Another obstacle to deeper listening that is particular to our times is the constant blitz of media messages that is almost impossible to avoid. Cell phones that are always on mean that anyone with our number (such as our boss) always has a way to reach us; having a smart phone or computer means that we can check our email not just twice but twenty or thirty times a day; engaging with social media like twitter or instagram means that constant interruptions in our day, our lives, and even our conversations, has become the norm; advertisements, which serve not our needs but the greed of unbridled capitalism, continue to deceive, invade, and intrude into our every day life. Media are widely misused in ways that undercut the dignity of its viewers and listeners, presenting people as commodities to be used, rather than as sacred persons created in the image of God. Many media messages today promote revenge, violence, hatred, lust, materialism, prejudice, error, illusions about happiness, and sensationalism. The constant availability of entertainment online, and the growth of tablets, wi-fi, and internet access, means we can constantly gratify our desire to be entertained because we are not limited to reading the books on our bookshelf. Even music on our cell phones can limit our connection to self by filling our walking silence or daily drives with music. Digital media “fill the cracks” or spaces in our lives that used to be free for reflection, silence, or just being present to one’s self.
As a Daughter of Saint Paul who is blogging a book about discernment and occasionally tweets about it, I don’t just enjoy digital technology and the possibilities that the internet offer for connection. I value the media in general and digital media in particular for the ways they help us to connect with one another, build up the solidarity of the human community, and for their potential for evangelization. The media are awesome avenues where God’s grace can reach people in ways both new and old!

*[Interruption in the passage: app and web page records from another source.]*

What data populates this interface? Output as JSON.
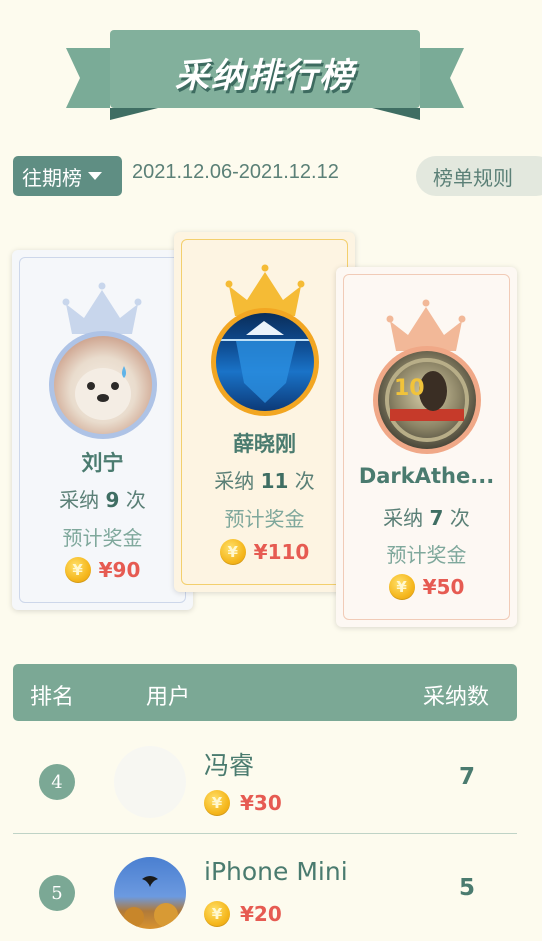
{
  "banner": {
    "title": "采纳排行榜"
  },
  "toolbar": {
    "period_label": "往期榜",
    "date_range": "2021.12.06-2021.12.12",
    "rules_label": "榜单规则"
  },
  "podium": {
    "count_prefix": "采纳",
    "count_suffix": "次",
    "prize_label": "预计奖金",
    "currency": "¥",
    "coin_symbol": "¥",
    "second": {
      "name": "刘宁",
      "count": "9",
      "prize": "¥90"
    },
    "first": {
      "name": "薛晓刚",
      "count": "11",
      "prize": "¥110"
    },
    "third": {
      "name": "DarkAthe...",
      "count": "7",
      "prize": "¥50"
    }
  },
  "table": {
    "headers": {
      "rank": "排名",
      "user": "用户",
      "count": "采纳数"
    },
    "rows": [
      {
        "rank": "4",
        "name": "冯睿",
        "prize": "¥30",
        "count": "7"
      },
      {
        "rank": "5",
        "name": "iPhone Mini",
        "prize": "¥20",
        "count": "5"
      }
    ]
  },
  "colors": {
    "background": "#fdfbee",
    "accent": "#7ba895",
    "prize_red": "#e65b52",
    "gold": "#f5b71d"
  }
}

But for me personally, the key to how I choose to use the media is being mindful about it—in a way that assists my prayer life, discernment, and relationships, rather than becoming obstacles to them.
Especially as an introvert, I easily become scattered or distracted if I have constant “noise” in my life. I couldn’t possibly make the time to use every form of media available to me. Every form of media, and each social network I join, is for a specific purpose that I have prayed about. In using media, I seek to practice the principles of discernment. The use of media is an integrated part of my day and often part of my relationships. I’m also not afraid to disconnect: I turn off my cell phone when I enter the chapel for adoration or Mass, and keep it off during my retreats, whether they’re monthly one-day retreats or annual eight-day retreats.
Here are a few questions that I ask myself about daily priorities that are helpful in thinking about my use of media from within the context of daily life:
- Am I always “online” or “connected” all day long, every day? Every evening? Seven days a week? How often do I give myself breaks from the frequent interruption or stimulation provided by the smartphone?
- How much silence do I need or want every day or every week to be able to pray, to remain aware of my own thoughts and feelings, to be “at my best”? (This answer varies widely according to individuals.)
- Do I feel my life is in balance, that I give the most attention to the most important people and parts of my life?
- Where (and with whom) do I want to spend more time?
- Where (or with whom) do I want to spend less time?
- How do I choose to spend my time: with God, with family and loved ones, with work, with myself (including silent time taken to nurture myself and to relax).
- How do I use various media at home, at work, in my relationships and throughout my day? What purpose does each form of media serve in my life? What purpose do I want each form to serve?
- Smart phone
- Retrieving information
- Social media (go through each platform I use, whether on my computer and/or smartphone)
- TV/internet streaming/movies
- Video games
- Any other computer use: surfing, chat, research, etc.
- How can I see using each form of media to help me grow in my relationship with God, with myself, and with others? Do I need to make changes, set limits, or add media to my life in order to live God’s invitations? (e.g. How often do I check my Twitter feed? Two of my favorite podcasts help me to pray the Liturgy of the Hours, or reflect on or pray with Sunday’s Scripture readings. Two of my most-used apps is the Catholic News Agency and the Pope App, which keep me informed about religious issues, and also give me endless prayer intentions. Or, in my love for film, do I balance what I watch: occasionally a popcorn flick, often an independent film that is spiritually enriching or helps me understand certain issues. Some people give up Facebook or movies for Lent. Others don’t check their email over the weekend or in the evenings.)
How do you use media to assist you in your discernment journey? I’d love to hear your thoughts about how using the media and technology in your daily life affects your spiritual life, and how your relationship with God affects your use of media.